Facebook recently unveiled the launch of their new and exclusive high definition area map in a small session with journalists in Dhaka. This map has been designed to help initiatives and organisations that try to locate the number of individuals living in certain areas during disaster management or for running welfare programmes like vaccination of children.
The AI team from Facebook has created population maps that are three times more detailed than any other source. The high-resolution population density maps will show an estimate of the number of people living within 30-metre grid tiles, and include the number of children under five, as well as the number of women of reproductive age, and other helpful demographics. Facebook has partnered with Columbia University’s Center for International Earth Science Information Network (CIESIN) to ensure a successful run of this data programme.
These maps use census data collected by individual countries and apply them to the 30-metre grid tiles to approximate percentage of different age and gender groups living in that area. High-resolution satellite imagery has been in use for a very long time. However, before Facebook’s mapping project, it was exceedingly time-consuming for workers resolving crises to go through millions of data and imagery to search for remote villages and towns.

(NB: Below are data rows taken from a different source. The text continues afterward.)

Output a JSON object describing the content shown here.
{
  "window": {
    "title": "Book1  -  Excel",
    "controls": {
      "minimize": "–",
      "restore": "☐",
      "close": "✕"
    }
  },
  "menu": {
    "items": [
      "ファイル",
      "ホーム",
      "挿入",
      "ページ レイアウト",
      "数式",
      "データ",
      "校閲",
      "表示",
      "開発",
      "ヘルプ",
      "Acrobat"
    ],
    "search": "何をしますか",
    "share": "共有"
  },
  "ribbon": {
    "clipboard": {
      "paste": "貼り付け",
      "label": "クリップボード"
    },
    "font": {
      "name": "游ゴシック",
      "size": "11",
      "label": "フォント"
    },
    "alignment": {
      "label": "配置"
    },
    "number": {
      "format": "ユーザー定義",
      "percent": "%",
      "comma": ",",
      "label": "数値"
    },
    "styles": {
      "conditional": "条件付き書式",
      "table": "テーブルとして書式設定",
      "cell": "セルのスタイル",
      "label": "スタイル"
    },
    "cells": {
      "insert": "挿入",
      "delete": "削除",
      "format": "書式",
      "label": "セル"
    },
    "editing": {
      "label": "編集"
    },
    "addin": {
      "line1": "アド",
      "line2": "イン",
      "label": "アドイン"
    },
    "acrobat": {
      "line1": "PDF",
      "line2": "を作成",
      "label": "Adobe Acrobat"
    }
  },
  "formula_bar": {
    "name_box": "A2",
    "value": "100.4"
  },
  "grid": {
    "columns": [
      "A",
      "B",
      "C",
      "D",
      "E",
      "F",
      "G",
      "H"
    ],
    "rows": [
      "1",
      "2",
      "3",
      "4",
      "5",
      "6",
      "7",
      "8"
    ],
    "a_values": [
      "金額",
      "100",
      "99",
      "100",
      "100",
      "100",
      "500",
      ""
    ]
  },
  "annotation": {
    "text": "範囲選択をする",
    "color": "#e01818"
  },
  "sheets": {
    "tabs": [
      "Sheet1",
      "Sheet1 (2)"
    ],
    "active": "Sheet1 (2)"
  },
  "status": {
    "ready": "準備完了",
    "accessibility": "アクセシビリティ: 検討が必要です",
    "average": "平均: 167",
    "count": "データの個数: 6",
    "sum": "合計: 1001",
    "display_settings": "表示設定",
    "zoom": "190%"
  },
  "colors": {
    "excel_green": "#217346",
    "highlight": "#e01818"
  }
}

The Facebook team used AI to solve that problem, efficiently crunching through data at a petabyte scale. For X country, for example, the computer vision system examined 11z.5 billion individual images to determine whether they contained a building. The team found approximately 110 million building locations in just a few days.

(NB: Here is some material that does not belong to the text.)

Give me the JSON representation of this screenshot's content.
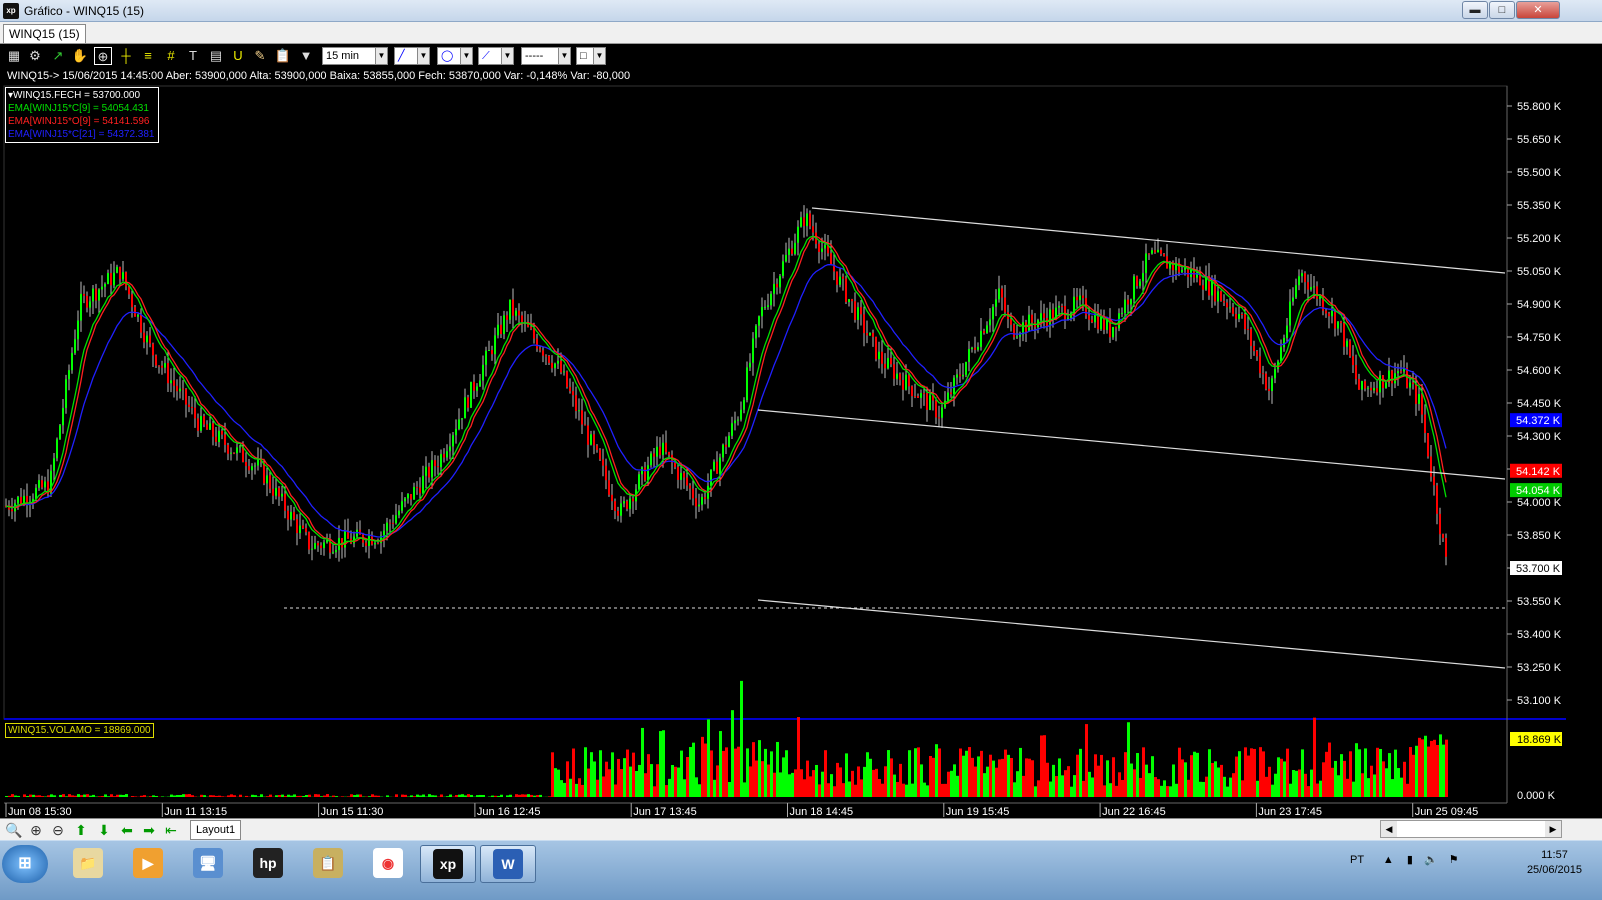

“Since I first started my humanitarian career in the Peace Corps up until just a few weeks ago speaking with experts at the 2019 World Health Assembly in Geneva, a common need is accurate population data,” says Alex Pompe, a research manager at Facebook. “These maps showcase the power of collaboration between Facebook and top research institutions like Columbia University to combine public data sources and machine learning to empower more data-driven humanitarian projects around the globe.
Facebook will make this map available for public use through a domain with the help of Humanitarian Data Exchange (HDX), which is an open data sharing platform managed by the United Nations Office for the Coordination of Humanitarian Affairs. HDX hosts more than 4,000 country-specific or worldwide datasets. It has already partnered with Kontur and Humanitarian Open Street Map
Crisis event management software vendor Kontur is using population density maps in its Disaster Ninja platform to help the Humanitarian Open Street Map Team to be able to make faster decisions during times of natural disasters. Darafei Praliaskouski, Head of Product from Kontur says, “When you’re deploying a team of disaster responders to crisis site, you want to provide them with a map of the area they’ll be operating in, especially in vulnerable regions throughout Asia. We’ve made Disaster Ninja with Facebook Population Density maps so that mappers don’t have to manually inspect thousands of square kilometres and focus on mapping the AI-highlighted buildings and roads right away.”